            “I have to fit in with the hipsters.” I poke fun at my sister’s choice of eatery and she throws me a death stare. It is proven that making fun of your siblings at 26 is still amusing.
            After we all say our hellos we make our way inside. Among the distressed wood, which seems to be everywhere, we find a spot near a window. The marble tables have beautiful pictures etched into them and I run my fingers over the delicate lines of a rose on my end of the rectangular table.
            Sam used to buy me roses when no one else bothered to on those lonely Valentine’s days. I remember him asking me, “So who’s the lucky bastard this year?” This made me laugh.
            “I like going stag. Besides, all sixteen-year-old boys are idiots.”
            “You know, I was a sixteen-year-old boy once too.” He muses.
            “And I’m willing to bet you were an idiot too!”
I remember him laughing: a deep sound rumbling inside him. I remember his eyes crinkling and the lines that were left behind from years of happiness. Later that day he brought home a dozen white roses because, according to him, “only idiots buy red roses.”
He always knew how to take care of his girls. It’s funny how memories work.
I am back in the present with my brother who’s talking about his newest mid-mid-life crisis purchase. Who knew that as a 29-year-old man you needed a car, a motorcycle and a houseboat? Clearly, he had too much time and money on his hands. He is the exact opposite of Sam.
We talk and laugh and eat a rather strange meal. My Moroccan scramble with merguez sausage was, for lack of a better word, weird. And with that, we decide to never let Gabbie pick the restaurant again.
My mother leads us in a prayer and we get disapproving looks from just about the entire restaurant. Apparently, hipsters have never seen people pray. She ends the verse with, “we love you.” Without saying it aloud, we all know whom she is talking about and I know that we are all feeling the same way too.
Upon parting ways we all embrace each other longer and harder than I think most families hug one another. You don’t realize what you’ve got until it’s gone. Even worse, you don’t realize that it is possible for your world to fall apart until the day your dad jumps off a building.

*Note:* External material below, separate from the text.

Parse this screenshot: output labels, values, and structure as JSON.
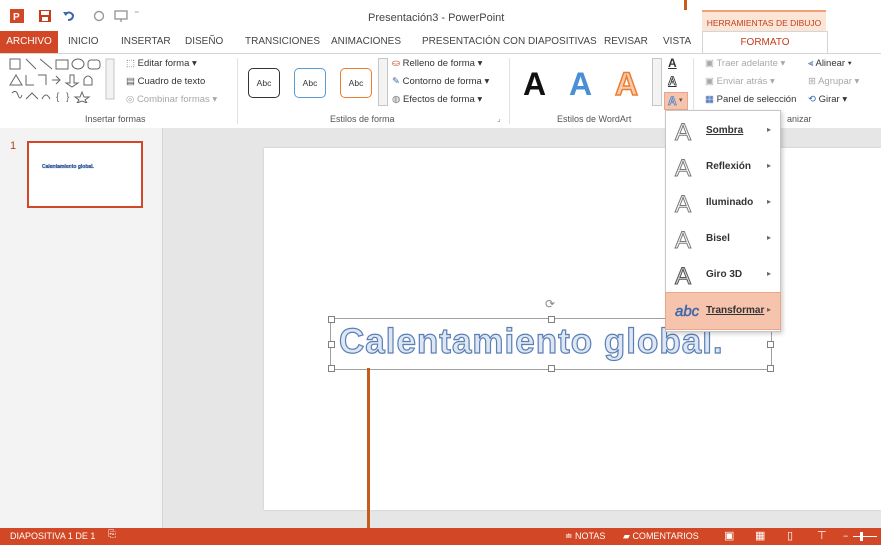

During the summer, the city is usually not the place you want to be. Between all the bustling people, the taxis and the humidity the place is a walking sauna. Today is different. There’s a slight breeze and it is early enough that most people are still in church services. I decide to walk home. The sun is out and the rays seem to warm me from the inside out. Two blocks in I regret my decision to wear my worn-in jeans. Although they’re not skin tight the thick denim traps the heat. It has been a long time since I last wore these pants and I check the pockets. One of the greatest wonders is finding pieces of your past in an old pair of jeans. Of course finding a twenty-dollar bill is also acceptable.
Upon feeling the ripped edges I immediately think better of my decision. I hope if I keep walking I can put the whole thing out of my head. Walking feels like a bad decision. Monstrous buildings surround me. I can’t look at skyscrapers anymore. I can’t look because every time I do, I see someone falling.
Finally, I decide it is time. There’s a magical little park on my way home and I stop in front of the pond. It is if I can feel that piece of damaged stationery burning in my pocket.

Acknowledgment of the things we’ve lost takes time. With a final breath and a silent prayer to the big man upstairs, I open the fated page. The thing is, you can only ignore pain for so long. It’s funny how pain works.